*** RECORDS

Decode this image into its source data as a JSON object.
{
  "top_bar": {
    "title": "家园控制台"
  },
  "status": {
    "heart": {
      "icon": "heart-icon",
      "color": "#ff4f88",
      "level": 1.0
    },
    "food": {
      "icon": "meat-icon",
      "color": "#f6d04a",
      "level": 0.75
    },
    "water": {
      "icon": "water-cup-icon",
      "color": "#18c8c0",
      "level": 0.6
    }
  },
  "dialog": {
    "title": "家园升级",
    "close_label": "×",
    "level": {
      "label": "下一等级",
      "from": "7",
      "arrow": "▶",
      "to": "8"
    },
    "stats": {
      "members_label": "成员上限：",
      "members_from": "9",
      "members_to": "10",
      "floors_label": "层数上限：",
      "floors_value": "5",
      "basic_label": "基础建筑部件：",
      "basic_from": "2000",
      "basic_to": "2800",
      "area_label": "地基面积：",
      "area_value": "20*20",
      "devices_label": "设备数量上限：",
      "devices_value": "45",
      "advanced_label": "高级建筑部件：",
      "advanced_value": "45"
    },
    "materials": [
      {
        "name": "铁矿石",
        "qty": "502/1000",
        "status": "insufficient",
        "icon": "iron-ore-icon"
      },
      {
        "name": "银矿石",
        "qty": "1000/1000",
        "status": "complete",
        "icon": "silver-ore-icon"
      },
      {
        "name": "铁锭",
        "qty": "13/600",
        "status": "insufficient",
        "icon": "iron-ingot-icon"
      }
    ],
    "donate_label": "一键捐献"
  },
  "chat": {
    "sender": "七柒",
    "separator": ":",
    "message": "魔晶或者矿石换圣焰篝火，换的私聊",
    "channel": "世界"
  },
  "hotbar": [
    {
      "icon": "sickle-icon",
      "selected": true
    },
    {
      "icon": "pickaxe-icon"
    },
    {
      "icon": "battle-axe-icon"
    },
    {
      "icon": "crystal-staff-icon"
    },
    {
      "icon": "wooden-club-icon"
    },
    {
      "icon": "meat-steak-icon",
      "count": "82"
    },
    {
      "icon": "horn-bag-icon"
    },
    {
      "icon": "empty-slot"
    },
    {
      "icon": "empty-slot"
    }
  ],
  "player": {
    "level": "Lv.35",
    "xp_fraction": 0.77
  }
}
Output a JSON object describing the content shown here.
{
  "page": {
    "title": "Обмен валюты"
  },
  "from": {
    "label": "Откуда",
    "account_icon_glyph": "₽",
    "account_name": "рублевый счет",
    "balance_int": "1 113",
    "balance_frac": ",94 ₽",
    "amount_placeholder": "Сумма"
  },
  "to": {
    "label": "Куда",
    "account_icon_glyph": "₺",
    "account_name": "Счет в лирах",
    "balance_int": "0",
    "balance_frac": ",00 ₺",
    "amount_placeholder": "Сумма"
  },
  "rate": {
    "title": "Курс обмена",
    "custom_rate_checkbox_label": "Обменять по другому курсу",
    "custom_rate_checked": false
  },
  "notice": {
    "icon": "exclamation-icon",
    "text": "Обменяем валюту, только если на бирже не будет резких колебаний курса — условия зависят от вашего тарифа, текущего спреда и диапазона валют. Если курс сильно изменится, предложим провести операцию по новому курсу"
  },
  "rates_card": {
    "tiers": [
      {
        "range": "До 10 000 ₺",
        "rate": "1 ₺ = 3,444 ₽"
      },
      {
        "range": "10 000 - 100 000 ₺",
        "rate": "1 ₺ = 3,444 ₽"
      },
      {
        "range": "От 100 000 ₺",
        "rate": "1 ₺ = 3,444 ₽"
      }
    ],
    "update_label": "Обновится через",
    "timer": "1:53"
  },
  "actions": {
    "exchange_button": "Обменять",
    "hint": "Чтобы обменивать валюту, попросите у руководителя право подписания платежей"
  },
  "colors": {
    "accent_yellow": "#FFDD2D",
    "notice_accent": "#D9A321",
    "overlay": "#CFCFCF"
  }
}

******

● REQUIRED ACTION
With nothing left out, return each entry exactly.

● YOUR SOLUTION
Decode this image into its source data as a JSON object.
{
  "top_bar": {
    "title": "家园控制台"
  },
  "status": {
    "heart": {
      "icon": "heart-icon",
      "color": "#ff4f88",
      "level": 1.0
    },
    "food": {
      "icon": "meat-icon",
      "color": "#f6d04a",
      "level": 0.75
    },
    "water": {
      "icon": "water-cup-icon",
      "color": "#18c8c0",
      "level": 0.6
    }
  },
  "dialog": {
    "title": "家园升级",
    "close_label": "×",
    "level": {
      "label": "下一等级",
      "from": "7",
      "arrow": "▶",
      "to": "8"
    },
    "stats": {
      "members_label": "成员上限：",
      "members_from": "9",
      "members_to": "10",
      "floors_label": "层数上限：",
      "floors_value": "5",
      "basic_label": "基础建筑部件：",
      "basic_from": "2000",
      "basic_to": "2800",
      "area_label": "地基面积：",
      "area_value": "20*20",
      "devices_label": "设备数量上限：",
      "devices_value": "45",
      "advanced_label": "高级建筑部件：",
      "advanced_value": "45"
    },
    "materials": [
      {
        "name": "铁矿石",
        "qty": "502/1000",
        "status": "insufficient",
        "icon": "iron-ore-icon"
      },
      {
        "name": "银矿石",
        "qty": "1000/1000",
        "status": "complete",
        "icon": "silver-ore-icon"
      },
      {
        "name": "铁锭",
        "qty": "13/600",
        "status": "insufficient",
        "icon": "iron-ingot-icon"
      }
    ],
    "donate_label": "一键捐献"
  },
  "chat": {
    "sender": "七柒",
    "separator": ":",
    "message": "魔晶或者矿石换圣焰篝火，换的私聊",
    "channel": "世界"
  },
  "hotbar": [
    {
      "icon": "sickle-icon",
      "selected": true
    },
    {
      "icon": "pickaxe-icon"
    },
    {
      "icon": "battle-axe-icon"
    },
    {
      "icon": "crystal-staff-icon"
    },
    {
      "icon": "wooden-club-icon"
    },
    {
      "icon": "meat-steak-icon",
      "count": "82"
    },
    {
      "icon": "horn-bag-icon"
    },
    {
      "icon": "empty-slot"
    },
    {
      "icon": "empty-slot"
    }
  ],
  "player": {
    "level": "Lv.35",
    "xp_fraction": 0.77
  }
}
Output a JSON object describing the content shown here.
{
  "page": {
    "title": "Обмен валюты"
  },
  "from": {
    "label": "Откуда",
    "account_icon_glyph": "₽",
    "account_name": "рублевый счет",
    "balance_int": "1 113",
    "balance_frac": ",94 ₽",
    "amount_placeholder": "Сумма"
  },
  "to": {
    "label": "Куда",
    "account_icon_glyph": "₺",
    "account_name": "Счет в лирах",
    "balance_int": "0",
    "balance_frac": ",00 ₺",
    "amount_placeholder": "Сумма"
  },
  "rate": {
    "title": "Курс обмена",
    "custom_rate_checkbox_label": "Обменять по другому курсу",
    "custom_rate_checked": false
  },
  "notice": {
    "icon": "exclamation-icon",
    "text": "Обменяем валюту, только если на бирже не будет резких колебаний курса — условия зависят от вашего тарифа, текущего спреда и диапазона валют. Если курс сильно изменится, предложим провести операцию по новому курсу"
  },
  "rates_card": {
    "tiers": [
      {
        "range": "До 10 000 ₺",
        "rate": "1 ₺ = 3,444 ₽"
      },
      {
        "range": "10 000 - 100 000 ₺",
        "rate": "1 ₺ = 3,444 ₽"
      },
      {
        "range": "От 100 000 ₺",
        "rate": "1 ₺ = 3,444 ₽"
      }
    ],
    "update_label": "Обновится через",
    "timer": "1:53"
  },
  "actions": {
    "exchange_button": "Обменять",
    "hint": "Чтобы обменивать валюту, попросите у руководителя право подписания платежей"
  },
  "colors": {
    "accent_yellow": "#FFDD2D",
    "notice_accent": "#D9A321",
    "overlay": "#CFCFCF"
  }
}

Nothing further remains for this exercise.